Now that hardware is changing and pixel densities are growing, pixels are struggling to find relevance as the stable unit they once were. Browser zooming is one thing and has been covered on QuirksMode. But what is a pixel on high resolution devices today? Why does the 640px × 960px iPhone 4 claim to be 320px × 480px in the browser? The truth is that there are two different definitions of pixels: they can be the smallest unit a screen can support (a hardware pixel) or a pixel can be based on an optically consistent unit called a “reference pixel.”
The hardware pixel
Most of us are familiar with the hardware pixel. It’s the smallest point a screen can physically display and is usually comprised of red, green, and blue sub-pixels. Light from these three sub-pixels is mixed to create the colors we see. Because the hardware pixel relates to a physical element on a screen it cannot be stretched, skewed, or subdivided. These properties make the hardware pixel like the atom: the unit of design on which we build everything.
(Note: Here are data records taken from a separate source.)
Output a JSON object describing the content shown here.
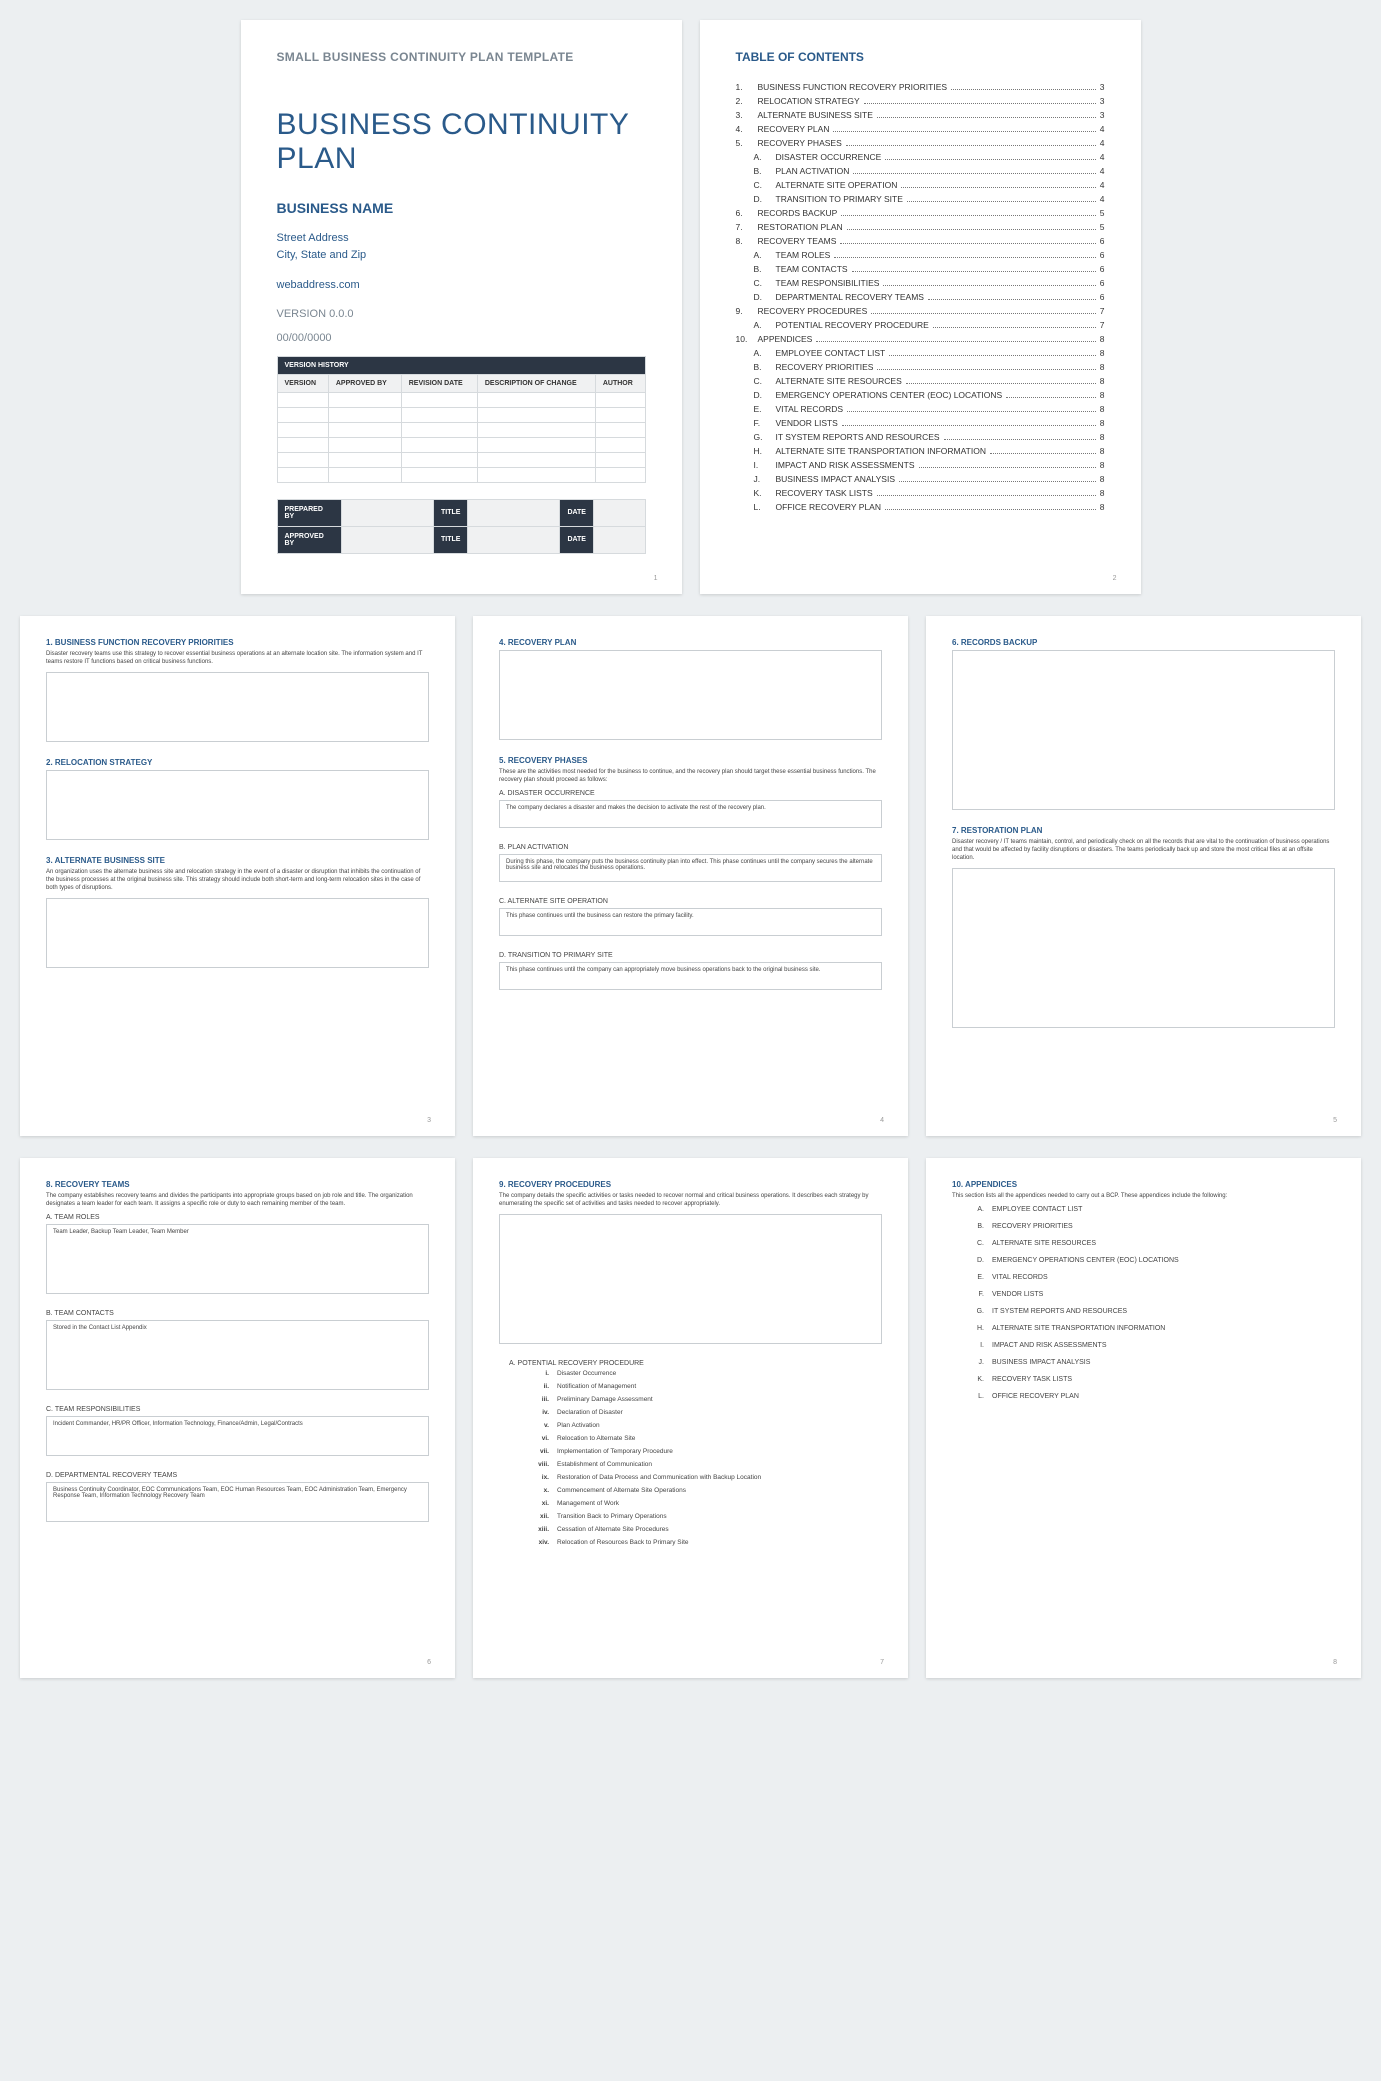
{
  "cover": {
    "subhead": "SMALL BUSINESS CONTINUITY PLAN TEMPLATE",
    "title": "BUSINESS CONTINUITY PLAN",
    "biz": "BUSINESS NAME",
    "street": "Street Address",
    "city": "City, State and Zip",
    "web": "webaddress.com",
    "version": "VERSION 0.0.0",
    "date": "00/00/0000",
    "vh_title": "VERSION HISTORY",
    "vh_cols": [
      "VERSION",
      "APPROVED BY",
      "REVISION DATE",
      "DESCRIPTION OF CHANGE",
      "AUTHOR"
    ],
    "sign": {
      "prepared": "PREPARED BY",
      "approved": "APPROVED BY",
      "title": "TITLE",
      "date": "DATE"
    },
    "pnum": "1"
  },
  "toc": {
    "title": "TABLE OF CONTENTS",
    "pnum": "2",
    "items": [
      {
        "i": "1.",
        "t": "BUSINESS FUNCTION RECOVERY PRIORITIES",
        "p": "3"
      },
      {
        "i": "2.",
        "t": "RELOCATION STRATEGY",
        "p": "3"
      },
      {
        "i": "3.",
        "t": "ALTERNATE BUSINESS SITE",
        "p": "3"
      },
      {
        "i": "4.",
        "t": "RECOVERY PLAN",
        "p": "4"
      },
      {
        "i": "5.",
        "t": "RECOVERY PHASES",
        "p": "4",
        "sub": [
          {
            "i": "A.",
            "t": "DISASTER OCCURRENCE",
            "p": "4"
          },
          {
            "i": "B.",
            "t": "PLAN ACTIVATION",
            "p": "4"
          },
          {
            "i": "C.",
            "t": "ALTERNATE SITE OPERATION",
            "p": "4"
          },
          {
            "i": "D.",
            "t": "TRANSITION TO PRIMARY SITE",
            "p": "4"
          }
        ]
      },
      {
        "i": "6.",
        "t": "RECORDS BACKUP",
        "p": "5"
      },
      {
        "i": "7.",
        "t": "RESTORATION PLAN",
        "p": "5"
      },
      {
        "i": "8.",
        "t": "RECOVERY TEAMS",
        "p": "6",
        "sub": [
          {
            "i": "A.",
            "t": "TEAM ROLES",
            "p": "6"
          },
          {
            "i": "B.",
            "t": "TEAM CONTACTS",
            "p": "6"
          },
          {
            "i": "C.",
            "t": "TEAM RESPONSIBILITIES",
            "p": "6"
          },
          {
            "i": "D.",
            "t": "DEPARTMENTAL RECOVERY TEAMS",
            "p": "6"
          }
        ]
      },
      {
        "i": "9.",
        "t": "RECOVERY PROCEDURES",
        "p": "7",
        "sub": [
          {
            "i": "A.",
            "t": "POTENTIAL RECOVERY PROCEDURE",
            "p": "7"
          }
        ]
      },
      {
        "i": "10.",
        "t": "APPENDICES",
        "p": "8",
        "sub": [
          {
            "i": "A.",
            "t": "EMPLOYEE CONTACT LIST",
            "p": "8"
          },
          {
            "i": "B.",
            "t": "RECOVERY PRIORITIES",
            "p": "8"
          },
          {
            "i": "C.",
            "t": "ALTERNATE SITE RESOURCES",
            "p": "8"
          },
          {
            "i": "D.",
            "t": "EMERGENCY OPERATIONS CENTER (EOC) LOCATIONS",
            "p": "8"
          },
          {
            "i": "E.",
            "t": "VITAL RECORDS",
            "p": "8"
          },
          {
            "i": "F.",
            "t": "VENDOR LISTS",
            "p": "8"
          },
          {
            "i": "G.",
            "t": "IT SYSTEM REPORTS AND RESOURCES",
            "p": "8"
          },
          {
            "i": "H.",
            "t": "ALTERNATE SITE TRANSPORTATION INFORMATION",
            "p": "8"
          },
          {
            "i": "I.",
            "t": "IMPACT AND RISK ASSESSMENTS",
            "p": "8"
          },
          {
            "i": "J.",
            "t": "BUSINESS IMPACT ANALYSIS",
            "p": "8"
          },
          {
            "i": "K.",
            "t": "RECOVERY TASK LISTS",
            "p": "8"
          },
          {
            "i": "L.",
            "t": "OFFICE RECOVERY PLAN",
            "p": "8"
          }
        ]
      }
    ]
  },
  "p3": {
    "s1": {
      "h": "1. BUSINESS FUNCTION RECOVERY PRIORITIES",
      "p": "Disaster recovery teams use this strategy to recover essential business operations at an alternate location site. The information system and IT teams restore IT functions based on critical business functions."
    },
    "s2": {
      "h": "2. RELOCATION STRATEGY"
    },
    "s3": {
      "h": "3. ALTERNATE BUSINESS SITE",
      "p": "An organization uses the alternate business site and relocation strategy in the event of a disaster or disruption that inhibits the continuation of the business processes at the original business site. This strategy should include both short-term and long-term relocation sites in the case of both types of disruptions."
    },
    "pnum": "3"
  },
  "p4": {
    "s4": {
      "h": "4. RECOVERY PLAN"
    },
    "s5": {
      "h": "5. RECOVERY PHASES",
      "p": "These are the activities most needed for the business to continue, and the recovery plan should target these essential business functions. The recovery plan should proceed as follows:"
    },
    "a": {
      "h": "A. DISASTER OCCURRENCE",
      "b": "The company declares a disaster and makes the decision to activate the rest of the recovery plan."
    },
    "b": {
      "h": "B. PLAN ACTIVATION",
      "b": "During this phase, the company puts the business continuity plan into effect. This phase continues until the company secures the alternate business site and relocates the business operations."
    },
    "c": {
      "h": "C. ALTERNATE SITE OPERATION",
      "b": "This phase continues until the business can restore the primary facility."
    },
    "d": {
      "h": "D. TRANSITION TO PRIMARY SITE",
      "b": "This phase continues until the company can appropriately move business operations back to the original business site."
    },
    "pnum": "4"
  },
  "p5": {
    "s6": {
      "h": "6. RECORDS BACKUP"
    },
    "s7": {
      "h": "7. RESTORATION PLAN",
      "p": "Disaster recovery / IT teams maintain, control, and periodically check on all the records that are vital to the continuation of business operations and that would be affected by facility disruptions or disasters. The teams periodically back up and store the most critical files at an offsite location."
    },
    "pnum": "5"
  },
  "p6": {
    "s8": {
      "h": "8. RECOVERY TEAMS",
      "p": "The company establishes recovery teams and divides the participants into appropriate groups based on job role and title. The organization designates a team leader for each team. It assigns a specific role or duty to each remaining member of the team."
    },
    "a": {
      "h": "A. TEAM ROLES",
      "b": "Team Leader, Backup Team Leader, Team Member"
    },
    "b": {
      "h": "B. TEAM CONTACTS",
      "b": "Stored in the Contact List Appendix"
    },
    "c": {
      "h": "C. TEAM RESPONSIBILITIES",
      "b": "Incident Commander, HR/PR Officer, Information Technology, Finance/Admin, Legal/Contracts"
    },
    "d": {
      "h": "D. DEPARTMENTAL RECOVERY TEAMS",
      "b": "Business Continuity Coordinator, EOC Communications Team, EOC Human Resources Team, EOC Administration Team, Emergency Response Team, Information Technology Recovery Team"
    },
    "pnum": "6"
  },
  "p7": {
    "s9": {
      "h": "9. RECOVERY PROCEDURES",
      "p": "The company details the specific activities or tasks needed to recover normal and critical business operations. It describes each strategy by enumerating the specific set of activities and tasks needed to recover appropriately."
    },
    "a": {
      "h": "A. POTENTIAL RECOVERY PROCEDURE"
    },
    "list": [
      {
        "i": "i.",
        "t": "Disaster Occurrence"
      },
      {
        "i": "ii.",
        "t": "Notification of Management"
      },
      {
        "i": "iii.",
        "t": "Preliminary Damage Assessment"
      },
      {
        "i": "iv.",
        "t": "Declaration of Disaster"
      },
      {
        "i": "v.",
        "t": "Plan Activation"
      },
      {
        "i": "vi.",
        "t": "Relocation to Alternate Site"
      },
      {
        "i": "vii.",
        "t": "Implementation of Temporary Procedure"
      },
      {
        "i": "viii.",
        "t": "Establishment of Communication"
      },
      {
        "i": "ix.",
        "t": "Restoration of Data Process and Communication with Backup Location"
      },
      {
        "i": "x.",
        "t": "Commencement of Alternate Site Operations"
      },
      {
        "i": "xi.",
        "t": "Management of Work"
      },
      {
        "i": "xii.",
        "t": "Transition Back to Primary Operations"
      },
      {
        "i": "xiii.",
        "t": "Cessation of Alternate Site Procedures"
      },
      {
        "i": "xiv.",
        "t": "Relocation of Resources Back to Primary Site"
      }
    ],
    "pnum": "7"
  },
  "p8": {
    "s10": {
      "h": "10.  APPENDICES",
      "p": "This section lists all the appendices needed to carry out a BCP. These appendices include the following:"
    },
    "list": [
      {
        "i": "A.",
        "t": "EMPLOYEE CONTACT LIST"
      },
      {
        "i": "B.",
        "t": "RECOVERY PRIORITIES"
      },
      {
        "i": "C.",
        "t": "ALTERNATE SITE RESOURCES"
      },
      {
        "i": "D.",
        "t": "EMERGENCY OPERATIONS CENTER (EOC) LOCATIONS"
      },
      {
        "i": "E.",
        "t": "VITAL RECORDS"
      },
      {
        "i": "F.",
        "t": "VENDOR LISTS"
      },
      {
        "i": "G.",
        "t": "IT SYSTEM REPORTS AND RESOURCES"
      },
      {
        "i": "H.",
        "t": "ALTERNATE SITE TRANSPORTATION INFORMATION"
      },
      {
        "i": "I.",
        "t": "IMPACT AND RISK ASSESSMENTS"
      },
      {
        "i": "J.",
        "t": "BUSINESS IMPACT ANALYSIS"
      },
      {
        "i": "K.",
        "t": "RECOVERY TASK LISTS"
      },
      {
        "i": "L.",
        "t": "OFFICE RECOVERY PLAN"
      }
    ],
    "pnum": "8"
  }
}
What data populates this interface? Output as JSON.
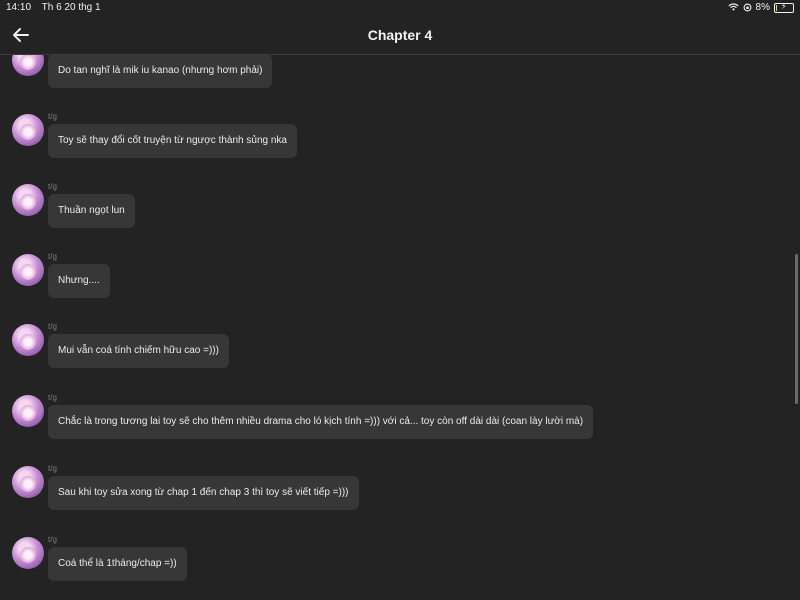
{
  "status_bar": {
    "time": "14:10",
    "date": "Th 6 20 thg 1",
    "battery": "8%"
  },
  "header": {
    "title": "Chapter 4"
  },
  "watermark": "",
  "messages": [
    {
      "author": "",
      "text": "Do tan nghĩ là mik iu kanao (nhưng hơm phải)"
    },
    {
      "author": "t/g",
      "text": "Toy sẽ thay đổi cốt truyện từ ngược thành sủng nka"
    },
    {
      "author": "t/g",
      "text": "Thuần ngọt lun"
    },
    {
      "author": "t/g",
      "text": "Nhưng...."
    },
    {
      "author": "t/g",
      "text": "Mui vẫn coá tính chiếm hữu cao =)))"
    },
    {
      "author": "t/g",
      "text": "Chắc là trong tương lai toy sẽ cho thêm nhiều drama cho ló kịch tính =))) với cả... toy còn off dài dài (coan lày lười mà)"
    },
    {
      "author": "t/g",
      "text": "Sau khi toy sửa xong từ chap 1 đến chap 3 thì toy sẽ viết tiếp =)))"
    },
    {
      "author": "t/g",
      "text": "Coá thể là 1tháng/chap =))"
    }
  ],
  "colors": {
    "background": "#232323",
    "bubble": "#373737",
    "author_text": "#7c7c7c"
  }
}
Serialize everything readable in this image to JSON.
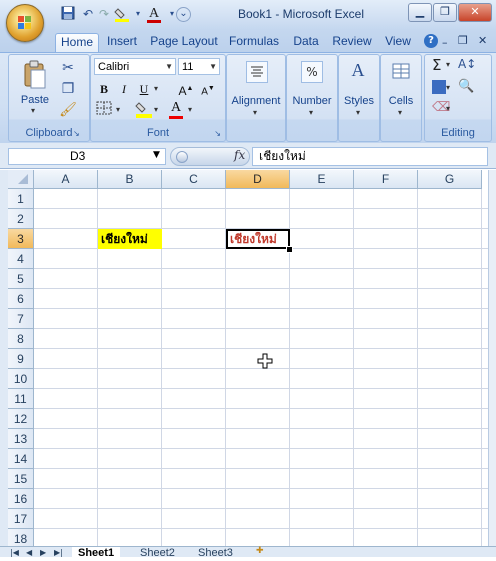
{
  "window": {
    "title": "Book1 - Microsoft Excel",
    "minimize_icon": "minimize-icon",
    "maximize_icon": "restore-icon",
    "close_icon": "close-icon"
  },
  "quick_access": [
    "save-icon",
    "undo-icon",
    "redo-icon",
    "fill-color-icon",
    "font-color-icon",
    "customize-icon"
  ],
  "tabs": [
    {
      "label": "Home",
      "active": true
    },
    {
      "label": "Insert"
    },
    {
      "label": "Page Layout"
    },
    {
      "label": "Formulas"
    },
    {
      "label": "Data"
    },
    {
      "label": "Review"
    },
    {
      "label": "View"
    }
  ],
  "ribbon": {
    "clipboard": {
      "label": "Clipboard",
      "paste_label": "Paste"
    },
    "font": {
      "label": "Font",
      "font_name": "Calibri",
      "font_size": "11",
      "bold": "B",
      "italic": "I",
      "underline": "U"
    },
    "alignment": {
      "label": "Alignment"
    },
    "number": {
      "label": "Number"
    },
    "styles": {
      "label": "Styles"
    },
    "cells": {
      "label": "Cells"
    },
    "editing": {
      "label": "Editing"
    }
  },
  "formula_bar": {
    "name_box": "D3",
    "fx": "fx",
    "content": "เชียงใหม่"
  },
  "grid": {
    "columns": [
      "A",
      "B",
      "C",
      "D",
      "E",
      "F",
      "G"
    ],
    "selected_column": "D",
    "rows": [
      "1",
      "2",
      "3",
      "4",
      "5",
      "6",
      "7",
      "8",
      "9",
      "10",
      "11",
      "12",
      "13",
      "14",
      "15",
      "16",
      "17",
      "18"
    ],
    "selected_row": "3",
    "cells": {
      "B3": {
        "value": "เชียงใหม่",
        "fill": "#ffff00",
        "color": "#000000"
      },
      "D3": {
        "value": "เชียงใหม่",
        "color": "#c0392b",
        "selected": true
      }
    }
  },
  "sheets": [
    "Sheet1",
    "Sheet2",
    "Sheet3"
  ],
  "active_sheet": "Sheet1",
  "colors": {
    "selection_header": "#f1b95a",
    "ribbon_bg": "#cfdff3"
  }
}
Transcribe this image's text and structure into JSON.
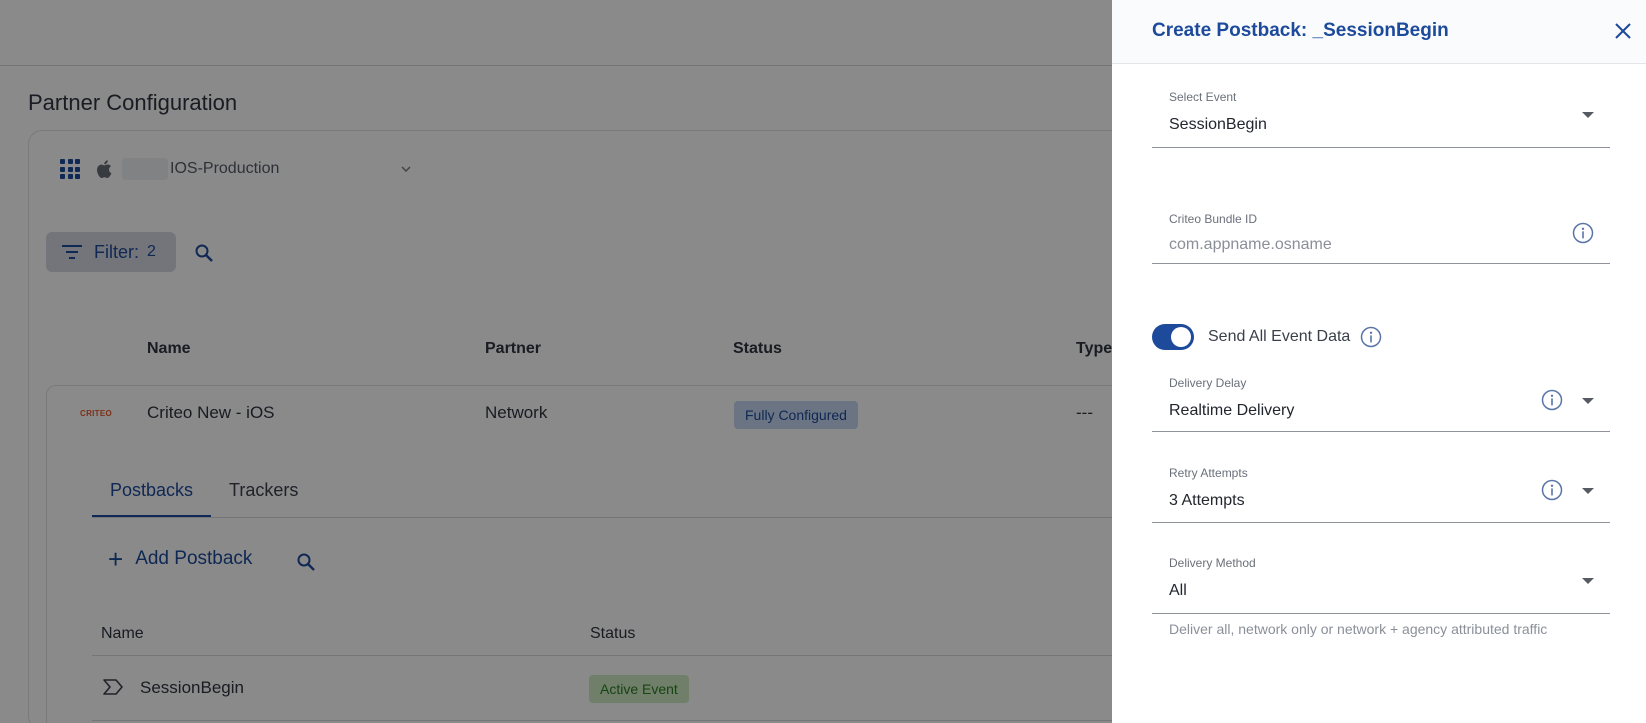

The reference pixel and splitting atoms
Things are changing for the pixel. The w3c currently defines the reference pixel as the standard for all pixel-based measurements. Now, instead of every pixel-based measurement being based on a hardware pixel it is based on an optical reference unit that might be twice the size of a hardware pixel. This new pixel should look exactly the same in all viewing situations. The beauty of using a reference pixel is that it takes proximity to a screen into account. When using a phone that you held close, a reference pixel will be smaller on the screen than a projection you view from a distance. If the viewer holds their phone up so it is side-by-side with the projection, the pixel sizes should look identical no matter the resolution or pixel density the devices have. When implemented properly, this new standard will provide unprecedented stability across all designs on all platforms no matter the pixel density or viewing distance.